Assembly of lipid II starts with the synthesis of uridine diphosphate--acetyl glucosamine (UDP-GlcNAc) via the enzymatic conversion of glucosamine to energetically activated UDP-GlcNAc. UDP-MurNAc is then generated from UDP-GlcNAc, following two successive enzymatic reactions: the synthesis of enolpyruvate-UDP-GlcNAc and its subsequent reduction, which is catalyzed by MurA and MurB. Then, the UDP-MurNAc-pentapeptide precursor is assembled in a series of successive ATP-dependent enzymatic steps catalyzed by Mur ligases . MurC and Mur D catalyze the addition of L-Ala and D-Glu, respectively, and MurE the one of L-Lys or mDAP. Finally, in a single step, MurF adds two residues in the form of a dipeptide (D-Ala-D-Ala) or a depsipeptide (D-Ala-D-Lac), whose synthesis requires D-D-ligases (Ddl). Specific racemases convert the naturally occurring L-stereoisomer of Ala and Glu to the D-forms found in PG . In addition, in , which synthesizes precursors that terminate with D-Lac, D-Ala-D-Ala-dipeptidase (Aad) eliminates D-Ala-D-Ala dipeptides that are produced by the Ddl ligase, thereby preventing their incorporation into the precursors . PG precursors terminating with D-Ala-D-Lac instead of with D-Ala-D-Ala were successfully produced in when the Ddl ligase gene was heterologously expressed.

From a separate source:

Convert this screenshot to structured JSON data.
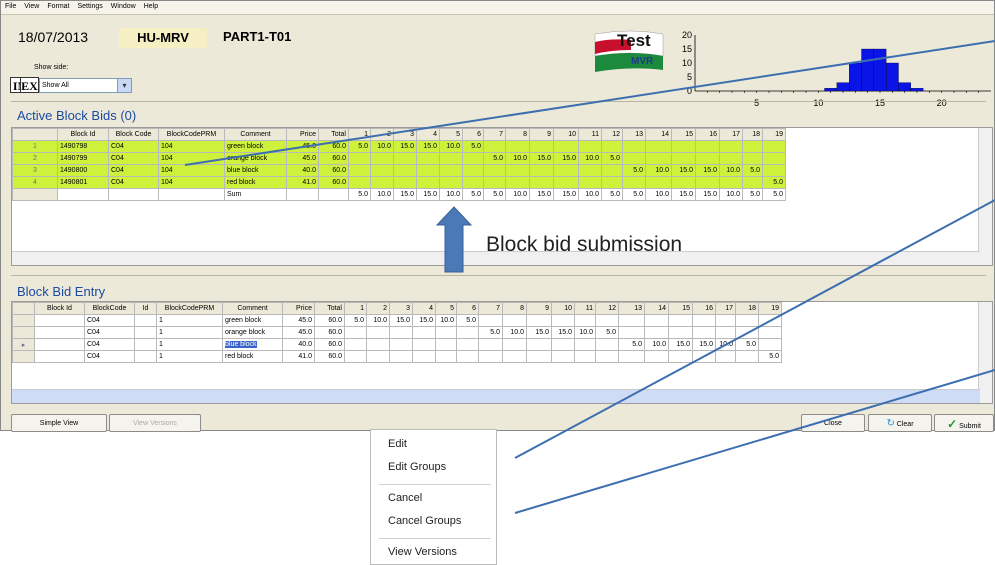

Modification of the last residue of the stem peptides of PG precursors has been shown to result in significant changes to PG structure and cell morphology . The UDP-MurNAc-pentapeptide is then attached with a pyrophosphate link to the lipid transporter, bactoprenol (undecaprenyl-phosphate), by the membrane translocase MraY, a process that yields undecaprenyl-pyrophosphoryl-MurNAc-pentapeptide, or lipid I (Figure ). Finally, the glycosyl-transferase MurG adds GlcNAc to lipid I, forming undecaprenyl-pyrophosphoryl-disaccharide-pentapeptide, or lipid II, which is the basic subunit used in PG assembly .
Another important enzymatic step that takes place in the cytoplasm is the assembly of peptide side chains that are added either to the nucleotide MurNAc-pentapeptide or the lipid precursors, depending on the species . D-Asp, the amino acid most commonly included in LAB side chains and that is found in and in most lactobacilli, is added to the third amino acid (L-Lys) of the stem peptide by aspartate ligase (AslA) (Figure ) . This enzyme belongs to the ATP-Grasp family, which includes enzymes that catalyze ATP-dependent carboxylate-amine ligation reactions and that use activated D-Asp-in the form of β-aspartyl phosphate-as a substrate . D-Asp is produced from L-Asp by the aspartate racemase encoded by racD, which is located in the same operon as the aslA gene in [, ]. The L-amino acids of the PG side chains are transferred from aminoacyl-tRNA by specific transferases, identified as BppA1 and BppA2 in Enterococcus faecalis , a species that has L-Ala-L-Ala cross-bridges like S. thermophilus.
Lipid II (with or without a side chain) is then translocated outside the cytoplasmic membrane by a flippase (Figure ). The integral membrane protein FtsW has been shown to transport lipid-linked PG precursors across the membrane and is proposed to act at the septum level. The RodA homologous protein appears to be involved in lateral PG synthesis during cell elongation in ovococci and bacilli .